The applications of nanochemistry have a wide range which covers from the semi-conductors electronics, to medicine. Nanochemistry uses semi-conductors that only conduct electricity in specific conditions. As the semi-conductors are much smaller than normal conductors the product can be much smaller.
Nanochemistry is being used to build high-tech armor and military weapons and for military uses. Nanochemistry could also be used for Chemical Warfare. Nanochemistry is also used to make windows that clean themselves, along with bicycles that are 1000 times stronger than steel but lighter than metal ones. The most productive piece of Nanochemistry is Carbon Nanotubes which are very dense and light when made into materials such as bicycles. Nanochemistry could be very useful in the future.
- Concepts of nanochemistry, Cademartiri, Ludovico and Ozin, Goeffrey A. Wiley-VCH 2009 ISBN 978-3-527-32626-6
- "Faculty Profile of Geoffrey Ozin". Department of Chemistry. University of Toronto. Retrieved 27 November 2013.
- Nanochemistry: What Is Next?, Ozin, Geoffrey A. and Cademartiri, Ludovico, 2009 Wiley-VCH Verlag, Weinheim small 2009, 5, No. 11, 1240–1244
- Xiang, Dong-xi; Qian Chen, Lin Pang, Cong-long Zheng (17 September 2011). "Inhibitory effects of silver nanoparticles on H1N1 influenza A virus in vitro". Journal of Virological Methods. doi:10.1016/j.jviromet.2011.09.003. ISSN 0166-0934.
- J.W. Steed, D.R. Turner, K. Wallace Core Concepts in Supramolecular Chemistry and Nanochemistry (Wiley, 2007) 315p. ISBN 978-0-470-85867-7
- Brechignac C., Houdy P., Lahmani M. (Eds.) Nanomaterials and Nanochemistry (Springer, 2007) 748p. ISBN 978-3-540-72993-8
- H. Watarai, N. Teramae, T. Sawada Interfacial Nanochemistry: Molecular Science and Engineering at Liquid-Liquid Interfaces (Nanostructure Science and Technology) 2005. 321p. ISBN 978-0-387-27541-3

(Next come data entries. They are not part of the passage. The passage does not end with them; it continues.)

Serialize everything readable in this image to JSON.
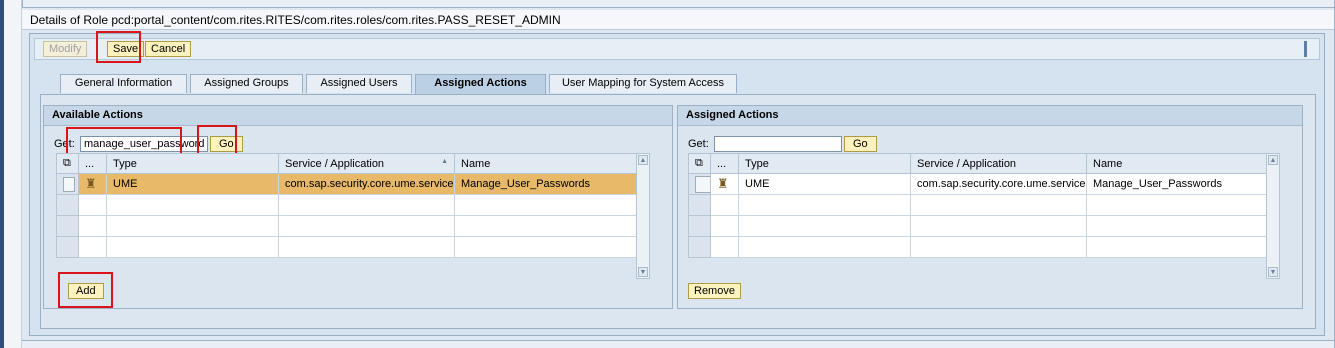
{
  "page": {
    "title": "Details of Role pcd:portal_content/com.rites.RITES/com.rites.roles/com.rites.PASS_RESET_ADMIN"
  },
  "toolbar": {
    "modify_label": "Modify",
    "save_label": "Save",
    "cancel_label": "Cancel"
  },
  "tabs": [
    {
      "label": "General Information",
      "active": false
    },
    {
      "label": "Assigned Groups",
      "active": false
    },
    {
      "label": "Assigned Users",
      "active": false
    },
    {
      "label": "Assigned Actions",
      "active": true
    },
    {
      "label": "User Mapping for System Access",
      "active": false
    }
  ],
  "available_actions": {
    "title": "Available Actions",
    "get_label": "Get:",
    "search_value": "manage_user_password",
    "go_label": "Go",
    "columns": [
      "...",
      "Type",
      "Service / Application",
      "Name"
    ],
    "sort_indicator": "▲",
    "rows": [
      {
        "icon": "person-icon",
        "type": "UME",
        "service": "com.sap.security.core.ume.service",
        "name": "Manage_User_Passwords",
        "highlighted": true
      }
    ],
    "add_label": "Add"
  },
  "assigned_actions": {
    "title": "Assigned Actions",
    "get_label": "Get:",
    "search_value": "",
    "go_label": "Go",
    "columns": [
      "...",
      "Type",
      "Service / Application",
      "Name"
    ],
    "rows": [
      {
        "icon": "person-icon",
        "type": "UME",
        "service": "com.sap.security.core.ume.service",
        "name": "Manage_User_Passwords",
        "highlighted": false
      }
    ],
    "remove_label": "Remove"
  },
  "colors": {
    "highlight_row": "#e7b969",
    "button_bg": "#fcf2bd",
    "annotation_red": "#d9141c",
    "panel_bg": "#dae5f0"
  }
}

- Ozin G., Arsenault A.C., Cademartiri L. Nanochemistry: A Chemical Approach to Nanomaterials 2nd Eds. (Royal Society of Chemistry, 2008) 820p. ISBN 978-1847558954